▶ **Input**

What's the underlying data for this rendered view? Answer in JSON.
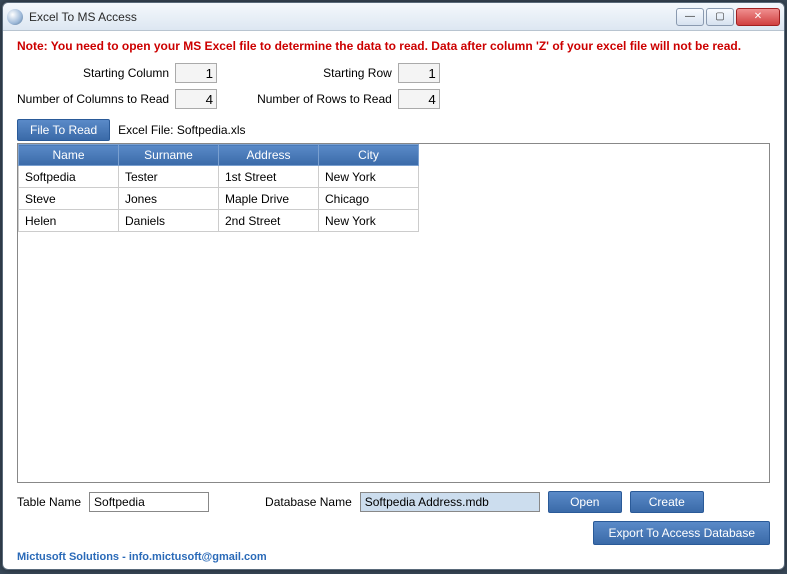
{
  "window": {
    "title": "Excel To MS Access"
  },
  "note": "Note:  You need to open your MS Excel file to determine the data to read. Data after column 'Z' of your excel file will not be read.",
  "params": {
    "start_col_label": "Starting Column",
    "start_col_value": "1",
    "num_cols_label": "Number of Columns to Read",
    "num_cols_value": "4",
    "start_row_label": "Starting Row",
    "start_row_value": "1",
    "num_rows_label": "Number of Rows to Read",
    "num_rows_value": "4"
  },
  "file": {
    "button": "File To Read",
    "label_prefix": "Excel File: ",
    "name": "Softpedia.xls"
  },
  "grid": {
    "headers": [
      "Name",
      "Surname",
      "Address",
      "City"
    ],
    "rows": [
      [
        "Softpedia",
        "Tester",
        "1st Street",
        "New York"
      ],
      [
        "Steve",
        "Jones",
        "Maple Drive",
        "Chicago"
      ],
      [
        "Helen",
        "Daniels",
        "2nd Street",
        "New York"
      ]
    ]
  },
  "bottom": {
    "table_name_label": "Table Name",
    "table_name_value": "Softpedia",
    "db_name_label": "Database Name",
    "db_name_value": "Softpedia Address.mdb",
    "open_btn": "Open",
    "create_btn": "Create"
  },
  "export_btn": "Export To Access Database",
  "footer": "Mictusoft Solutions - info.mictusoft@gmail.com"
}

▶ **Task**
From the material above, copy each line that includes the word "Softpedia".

▶ **Solution to this problem**
    "name": "Softpedia.xls"
        "Softpedia",
    "table_name_value": "Softpedia",
    "db_name_value": "Softpedia Address.mdb",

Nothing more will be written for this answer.